Sweden is home to more Iraqi refugees than other European countries. The nation has also let in many Afghan refugees. We speak to Faisal Enayat Khan. He is a reporter for the Swedish newspaper The Local. Originally from Afghanistan, he is in Sweden after being granted asylum. [includes rush transcript]
This is a rush transcript. Copy may not be in its final form.
AMY GOODMAN: We’re going to turn right now for the final segment of today’s show in Stockholm to Faisal Khan. He is a reporter here in Sweden. He is originally from Afghanistan. He applied for political refugee status. And political refugees in Sweden, in fact, they’ve taken in more refugees per capita than most places in the world. There is a place in Sweden, a city, that has taken in thousands of Iraqi refugees, called Sodertalje. Is that right, Faisal Khan?
FAISAL ENAYAT KHAN: Exactly, Sodertalje is the mecca of the Iraqis now.
AMY GOODMAN: In fact, the mayor of Sodertalje went to Washington, to Congress, to testify. Sweden has taken in, with its small population, thousands upon thousands more Iraqi refugees than the United States has.
FAISAL ENAYAT KHAN: Yeah, exactly. I remember that. And that’s true. Sweden is a very, very popular destination for Iraqi refugees.
AMY GOODMAN: Why?
FAISAL ENAYAT KHAN: Well, for a lot of different reasons, number one, that they all — they have been — the Iraqis have been here in Sweden since 1984. And if you look into the statistics, since 1984, around like almost 100,000 Iraqis, they have applied for asylum. And after the collapse of the Saddam regime, it increased dramatically. And, of course, Iraqis and all the other people coming from the Asian countries, they would rather go to places that they already have a network, a social network, and they have built a strong social network here in Stockholm in the town of Sodertalje, and that’s why they’re coming here.

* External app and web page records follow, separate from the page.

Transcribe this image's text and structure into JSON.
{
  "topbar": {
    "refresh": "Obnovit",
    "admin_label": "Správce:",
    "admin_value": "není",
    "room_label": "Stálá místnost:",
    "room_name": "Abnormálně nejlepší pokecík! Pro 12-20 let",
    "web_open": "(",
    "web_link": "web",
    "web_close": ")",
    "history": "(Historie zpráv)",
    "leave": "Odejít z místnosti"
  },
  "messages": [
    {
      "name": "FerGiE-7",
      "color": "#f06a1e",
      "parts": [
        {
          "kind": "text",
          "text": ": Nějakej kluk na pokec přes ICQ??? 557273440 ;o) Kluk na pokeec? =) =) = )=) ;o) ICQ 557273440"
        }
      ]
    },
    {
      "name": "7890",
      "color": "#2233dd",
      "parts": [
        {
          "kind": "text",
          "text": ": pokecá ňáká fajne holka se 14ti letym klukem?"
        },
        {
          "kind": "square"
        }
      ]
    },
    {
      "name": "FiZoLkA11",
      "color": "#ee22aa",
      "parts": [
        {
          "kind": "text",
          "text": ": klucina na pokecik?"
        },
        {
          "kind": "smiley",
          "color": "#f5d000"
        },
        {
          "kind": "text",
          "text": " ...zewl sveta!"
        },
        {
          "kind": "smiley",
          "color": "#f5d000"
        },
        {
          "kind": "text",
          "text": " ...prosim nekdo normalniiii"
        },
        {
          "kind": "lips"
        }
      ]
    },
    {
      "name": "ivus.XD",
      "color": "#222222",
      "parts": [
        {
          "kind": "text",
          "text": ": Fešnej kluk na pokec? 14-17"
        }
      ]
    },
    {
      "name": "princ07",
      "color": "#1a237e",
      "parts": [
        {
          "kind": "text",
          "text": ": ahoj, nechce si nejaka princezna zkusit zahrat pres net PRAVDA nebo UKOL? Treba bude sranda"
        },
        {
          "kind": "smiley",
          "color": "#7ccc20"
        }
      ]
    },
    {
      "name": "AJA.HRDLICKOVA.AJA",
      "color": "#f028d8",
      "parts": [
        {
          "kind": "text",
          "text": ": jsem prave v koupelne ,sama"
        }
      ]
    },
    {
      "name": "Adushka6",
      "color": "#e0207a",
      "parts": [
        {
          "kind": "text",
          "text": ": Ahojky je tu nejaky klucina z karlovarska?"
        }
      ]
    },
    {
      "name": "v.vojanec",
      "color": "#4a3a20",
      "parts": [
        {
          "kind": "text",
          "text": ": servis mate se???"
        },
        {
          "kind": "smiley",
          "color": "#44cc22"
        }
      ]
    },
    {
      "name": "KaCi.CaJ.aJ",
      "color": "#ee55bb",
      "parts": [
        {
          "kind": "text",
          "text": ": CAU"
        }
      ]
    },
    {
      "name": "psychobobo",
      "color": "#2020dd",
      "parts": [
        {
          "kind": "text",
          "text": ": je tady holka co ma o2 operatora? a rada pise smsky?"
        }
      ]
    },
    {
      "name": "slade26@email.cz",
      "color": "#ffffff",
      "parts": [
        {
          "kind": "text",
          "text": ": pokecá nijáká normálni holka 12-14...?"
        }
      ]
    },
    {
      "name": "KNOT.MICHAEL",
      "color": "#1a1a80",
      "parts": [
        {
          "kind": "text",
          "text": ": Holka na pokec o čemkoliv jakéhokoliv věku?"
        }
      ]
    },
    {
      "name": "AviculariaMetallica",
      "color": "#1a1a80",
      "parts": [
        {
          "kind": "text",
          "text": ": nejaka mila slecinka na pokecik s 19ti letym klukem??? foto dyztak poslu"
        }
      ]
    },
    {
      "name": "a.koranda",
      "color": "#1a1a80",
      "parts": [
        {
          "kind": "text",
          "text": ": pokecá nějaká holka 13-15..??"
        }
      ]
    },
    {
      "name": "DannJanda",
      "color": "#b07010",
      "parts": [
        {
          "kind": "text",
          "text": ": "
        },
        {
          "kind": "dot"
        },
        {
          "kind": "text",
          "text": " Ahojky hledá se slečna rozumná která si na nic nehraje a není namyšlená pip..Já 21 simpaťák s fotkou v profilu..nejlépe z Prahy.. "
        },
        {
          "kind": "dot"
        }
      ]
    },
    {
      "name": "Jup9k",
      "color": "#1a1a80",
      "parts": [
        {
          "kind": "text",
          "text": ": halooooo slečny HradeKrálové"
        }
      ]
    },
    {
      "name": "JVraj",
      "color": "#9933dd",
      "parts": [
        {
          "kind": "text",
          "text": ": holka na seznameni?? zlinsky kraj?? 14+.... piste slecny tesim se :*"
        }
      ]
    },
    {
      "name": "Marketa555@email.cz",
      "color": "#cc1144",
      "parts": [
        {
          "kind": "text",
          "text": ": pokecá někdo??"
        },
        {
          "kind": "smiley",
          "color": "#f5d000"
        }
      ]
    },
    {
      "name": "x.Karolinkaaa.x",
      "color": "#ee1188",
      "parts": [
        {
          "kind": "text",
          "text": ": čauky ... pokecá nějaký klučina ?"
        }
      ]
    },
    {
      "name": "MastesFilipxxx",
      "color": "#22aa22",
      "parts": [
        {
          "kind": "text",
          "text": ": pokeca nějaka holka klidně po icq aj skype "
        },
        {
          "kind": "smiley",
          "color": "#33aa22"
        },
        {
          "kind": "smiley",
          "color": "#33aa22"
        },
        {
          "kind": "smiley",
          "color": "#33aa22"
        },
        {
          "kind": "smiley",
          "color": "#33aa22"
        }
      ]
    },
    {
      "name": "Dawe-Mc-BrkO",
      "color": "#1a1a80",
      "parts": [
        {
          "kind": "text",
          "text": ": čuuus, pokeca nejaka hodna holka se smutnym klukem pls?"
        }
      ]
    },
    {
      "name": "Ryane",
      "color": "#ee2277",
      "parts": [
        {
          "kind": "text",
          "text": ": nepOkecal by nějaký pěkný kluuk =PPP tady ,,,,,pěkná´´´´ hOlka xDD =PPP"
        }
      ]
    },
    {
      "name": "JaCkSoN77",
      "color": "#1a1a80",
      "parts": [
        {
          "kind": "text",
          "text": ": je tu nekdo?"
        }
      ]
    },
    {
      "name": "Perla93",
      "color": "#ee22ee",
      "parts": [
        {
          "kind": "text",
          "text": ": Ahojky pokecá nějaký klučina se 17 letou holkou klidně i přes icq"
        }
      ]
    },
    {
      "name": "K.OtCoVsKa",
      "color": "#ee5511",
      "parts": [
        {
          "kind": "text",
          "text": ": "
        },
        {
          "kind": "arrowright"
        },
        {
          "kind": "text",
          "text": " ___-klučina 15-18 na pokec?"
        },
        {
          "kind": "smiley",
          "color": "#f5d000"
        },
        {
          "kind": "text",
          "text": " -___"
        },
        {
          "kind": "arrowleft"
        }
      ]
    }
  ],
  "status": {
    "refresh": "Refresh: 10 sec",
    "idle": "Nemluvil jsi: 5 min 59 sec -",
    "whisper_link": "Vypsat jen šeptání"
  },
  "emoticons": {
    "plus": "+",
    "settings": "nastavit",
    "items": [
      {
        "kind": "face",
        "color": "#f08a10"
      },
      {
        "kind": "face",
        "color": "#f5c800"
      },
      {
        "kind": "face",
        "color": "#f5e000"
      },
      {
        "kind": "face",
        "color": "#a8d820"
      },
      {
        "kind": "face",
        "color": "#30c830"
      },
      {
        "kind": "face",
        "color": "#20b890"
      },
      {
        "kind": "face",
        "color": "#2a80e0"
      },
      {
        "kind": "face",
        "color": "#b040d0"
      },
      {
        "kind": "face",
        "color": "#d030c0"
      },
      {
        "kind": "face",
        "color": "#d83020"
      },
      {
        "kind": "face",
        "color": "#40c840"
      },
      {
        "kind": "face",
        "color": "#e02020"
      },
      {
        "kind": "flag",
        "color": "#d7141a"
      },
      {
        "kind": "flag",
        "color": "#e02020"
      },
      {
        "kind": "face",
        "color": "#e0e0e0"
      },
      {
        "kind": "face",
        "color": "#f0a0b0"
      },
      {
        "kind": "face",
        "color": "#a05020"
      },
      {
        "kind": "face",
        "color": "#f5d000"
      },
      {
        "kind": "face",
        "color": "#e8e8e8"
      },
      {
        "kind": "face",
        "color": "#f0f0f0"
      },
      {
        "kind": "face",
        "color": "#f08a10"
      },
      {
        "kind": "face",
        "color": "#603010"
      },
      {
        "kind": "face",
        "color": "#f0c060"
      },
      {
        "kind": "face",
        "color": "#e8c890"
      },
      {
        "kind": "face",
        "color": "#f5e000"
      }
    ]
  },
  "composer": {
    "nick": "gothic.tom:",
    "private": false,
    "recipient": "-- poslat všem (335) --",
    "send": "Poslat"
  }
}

And also, we shouldn’t forget the fact that Sweden had been very generous in granting political asylum to refugees, which they are now thinking over this.
AMY GOODMAN: When did you apply for political asylum yourself?
FAISAL ENAYAT KHAN: It was around the first months of — it was, I think, April 2004, so —-
AMY GOODMAN: In the midst of the US war in Afghanistan.
FAISAL ENAYAT KHAN: Yeah, exactly.
AMY GOODMAN: You said the policy is changing, though, now.
FAISAL ENAYAT KHAN: Yeah, the policy right now, the Swedish parliament, they voted for a new legislation, which enables people from countries other than the EU to apply for -—
AMY GOODMAN: The European Union.
FAISAL ENAYAT KHAN: Yeah, the European Union — to apply for work permits. And that gives a signal to me that the Swedish government, they are trying to make this immigration process a little bit easier for themselves. Of course, when people are coming from the war zones, they don’t have — most of them, they don’t have the ability to make a living for themselves, learn the language and integrate into the society as everybody wishes. But now, with a change of policy that we would rather have people who would come to Sweden and start working, I guess that would make the life of the Swedish government quite a lot easier. They would be supporting themselves. They would have to learn the language by themselves. And basically, the Swedish government wouldn’t have to pamper them.
AMY GOODMAN: Well, I want to thank you very much, Faisal Khan, for joining us. I’m sorry we don’t have more time. Faisal Khan writes for thelocal.se, Sweden’s news in English. It is online.